Excerpted data:
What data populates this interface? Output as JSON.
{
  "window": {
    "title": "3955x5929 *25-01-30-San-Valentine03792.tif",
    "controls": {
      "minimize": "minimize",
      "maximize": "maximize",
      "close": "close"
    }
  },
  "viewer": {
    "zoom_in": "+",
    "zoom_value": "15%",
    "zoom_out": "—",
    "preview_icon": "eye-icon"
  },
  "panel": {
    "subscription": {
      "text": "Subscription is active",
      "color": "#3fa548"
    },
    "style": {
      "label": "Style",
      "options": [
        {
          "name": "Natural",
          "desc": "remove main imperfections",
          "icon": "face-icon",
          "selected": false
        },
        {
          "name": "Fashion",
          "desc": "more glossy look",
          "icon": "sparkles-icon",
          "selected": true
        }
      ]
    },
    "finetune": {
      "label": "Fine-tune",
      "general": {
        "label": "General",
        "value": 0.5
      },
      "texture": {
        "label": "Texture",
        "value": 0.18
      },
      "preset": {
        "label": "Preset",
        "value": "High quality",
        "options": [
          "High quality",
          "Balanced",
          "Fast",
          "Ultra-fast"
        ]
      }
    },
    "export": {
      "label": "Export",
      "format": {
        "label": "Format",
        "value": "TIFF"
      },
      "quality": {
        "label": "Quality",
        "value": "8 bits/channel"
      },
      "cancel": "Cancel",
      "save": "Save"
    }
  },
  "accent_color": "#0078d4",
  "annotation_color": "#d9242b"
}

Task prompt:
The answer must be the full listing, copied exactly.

Solution to this exercise:
What data populates this interface? Output as JSON.
{
  "window": {
    "title": "3955x5929 *25-01-30-San-Valentine03792.tif",
    "controls": {
      "minimize": "minimize",
      "maximize": "maximize",
      "close": "close"
    }
  },
  "viewer": {
    "zoom_in": "+",
    "zoom_value": "15%",
    "zoom_out": "—",
    "preview_icon": "eye-icon"
  },
  "panel": {
    "subscription": {
      "text": "Subscription is active",
      "color": "#3fa548"
    },
    "style": {
      "label": "Style",
      "options": [
        {
          "name": "Natural",
          "desc": "remove main imperfections",
          "icon": "face-icon",
          "selected": false
        },
        {
          "name": "Fashion",
          "desc": "more glossy look",
          "icon": "sparkles-icon",
          "selected": true
        }
      ]
    },
    "finetune": {
      "label": "Fine-tune",
      "general": {
        "label": "General",
        "value": 0.5
      },
      "texture": {
        "label": "Texture",
        "value": 0.18
      },
      "preset": {
        "label": "Preset",
        "value": "High quality",
        "options": [
          "High quality",
          "Balanced",
          "Fast",
          "Ultra-fast"
        ]
      }
    },
    "export": {
      "label": "Export",
      "format": {
        "label": "Format",
        "value": "TIFF"
      },
      "quality": {
        "label": "Quality",
        "value": "8 bits/channel"
      },
      "cancel": "Cancel",
      "save": "Save"
    }
  },
  "accent_color": "#0078d4",
  "annotation_color": "#d9242b"
}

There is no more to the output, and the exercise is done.